As midterms come to a close, many Ohio State students have already gathered friends and signed leases for the upcoming year. And if you haven’t, you will probably be working on one in the near future.
However, leases are often complex, and many students who have never glanced at one might be quick to pick up a pen and sign without a second thought.
Paul Wilkins, chief litigation attorney at Ohio State’s Student Legal Services, recommends students come talk to an attorney at SLS before signing.
“[Students] should come into our office for what we call a lease review,” Wilkins said. “We’ll go through the lease with them, explain what it means, explain what their rights and responsibilities are.”
Michael Schottenstein, a Columbus-based real estate attorney, said he agreed it’s important for students to know what they are signing.
“They key thing is to make sure you understand the terms of your lease and what your obligations are,” Schottenstein said.
Wilkins said students also might not be aware of their rights as tenants. It’s important to know what landlords can and cannot do. For example, landlords must notify tenants before entering the apartment. Generally, a 24-hour notice is given.
“Sometimes, a lease will say that if you ask for a repair, the landlord can come in whenever they want. And that’s not enforceable,” Wilkins said.
Other issues students often come across include unmet expectations. Wilkins’ first tip is to always look at the exact apartment being rented. If the landlord promises renovations or changes will be made to the apartment, make sure it’s written in the lease. Additionally, students should talk to the current tenants outside of the landlord’s presence to hear their opinions and experiences.
Wilkins also said to look at the apartment during different times of the year.
Conflicts with roommates are other issues students often have. Wilkins suggests composing and signing a roommate agreement to ensure everyone on the lease is on the same page. Once a lease is signed by all the tenants, it’s difficult for one person to back out.
While there’s certainly an array of issues that could occur when signing for your first apartment or home, Wilkins said students always have resources available to help mitigate any problems.
“No matter what issue you’re having, come talk to us,” Wilkins said.
Both Wilkins and Schottenstein said it’s important to ask any necessary questions about your lease before signing.

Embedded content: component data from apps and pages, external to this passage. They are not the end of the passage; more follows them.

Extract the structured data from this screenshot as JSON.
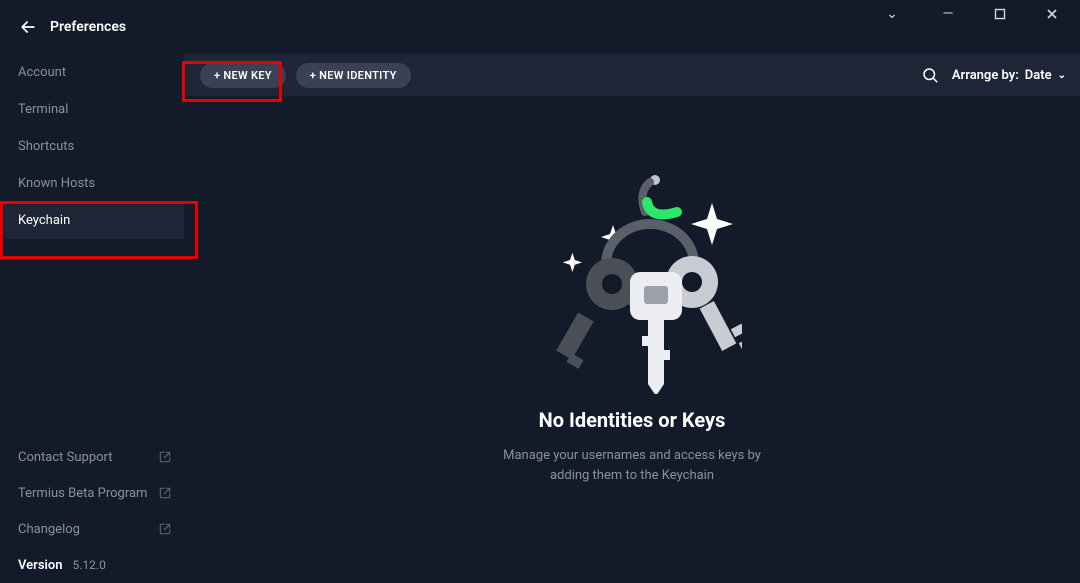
{
  "window": {
    "title": "Preferences"
  },
  "sidebar": {
    "nav": [
      {
        "label": "Account",
        "selected": false
      },
      {
        "label": "Terminal",
        "selected": false
      },
      {
        "label": "Shortcuts",
        "selected": false
      },
      {
        "label": "Known Hosts",
        "selected": false
      },
      {
        "label": "Keychain",
        "selected": true
      }
    ],
    "footer": [
      {
        "label": "Contact Support"
      },
      {
        "label": "Termius Beta Program"
      },
      {
        "label": "Changelog"
      }
    ],
    "version_label": "Version",
    "version_value": "5.12.0"
  },
  "toolbar": {
    "new_key": "+ NEW KEY",
    "new_identity": "+ NEW IDENTITY",
    "arrange_prefix": "Arrange by:",
    "arrange_value": "Date"
  },
  "empty_state": {
    "heading": "No Identities or Keys",
    "body": "Manage your usernames and access keys by adding them to the Keychain"
  }
}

“If you have questions, ask them. The best time to get your questions answered is before you enter into the lease, as opposed to after,” Schottenstein said. “Once you’re signed on, you’re bound.”